Oceans governance and its
impact on maritime strategy
Ever since the ancient Greeks began documenting political thought around 800 BC, the normal intercourse between men, nations and civilisations has been one concerned primarily with the exercise of power. As Hans Morgenthau noted in 1957,
the struggle for power on all levels of human interaction … is part and parcel of human nature; that the aspirations for power are innate in human nature … and that the wise approach to political problems lies in taking the perennial character of those aspirations for granted—in trying to live with them, to redirect them into socially valuable and beneficial channels, to transform them, to civilise them.
History would suggest that it is hard to argue with his proposition that
international politics is of necessity a struggle for power; that the balance of power, for instance, is not the invention of some misguided diplomats but is the inevitable result of a multiplicity of nations living with each other, competing with each other for power, and trying to maintain autonomy. 1
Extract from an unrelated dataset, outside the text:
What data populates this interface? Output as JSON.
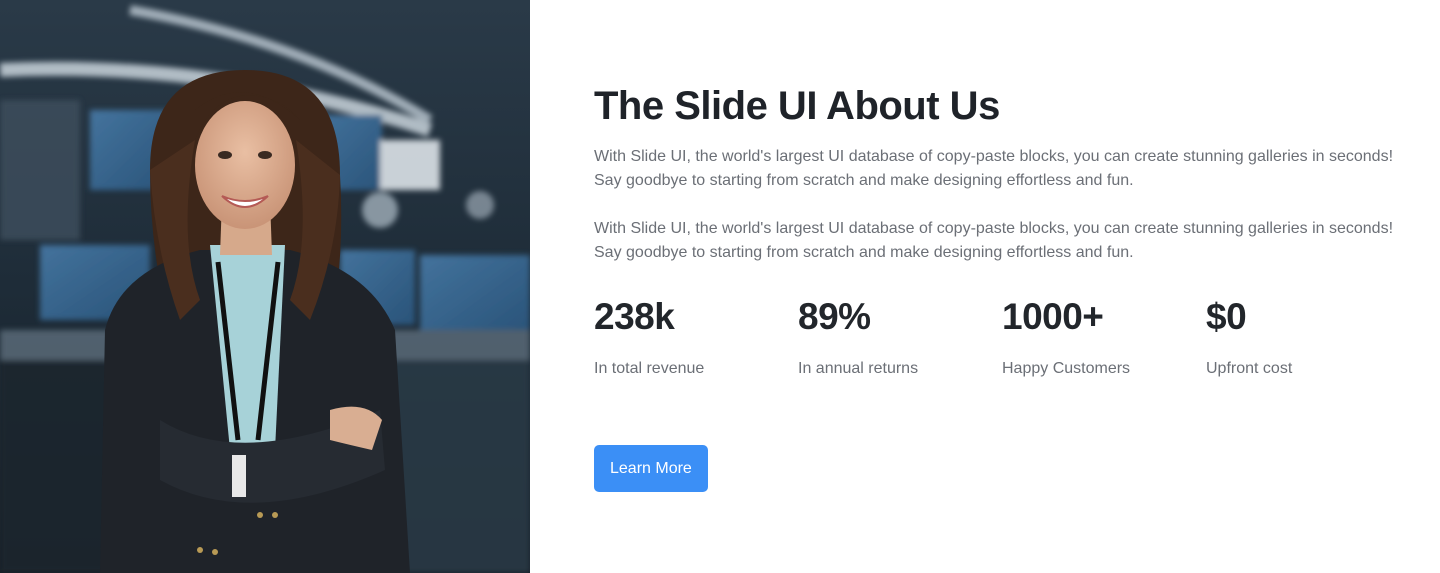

In this respect the history of mankind over a period stretching to nearly 3000 years is resplendent with examples of nations trying to legitimise their claims, primarily for commercial purposes, to the use of the oceans and its resources. History also illustrates their willingness to support such claims if necessary by the use or threat of use of force. Thus navies came into existence and the history of seapower and of the development of maritime strategic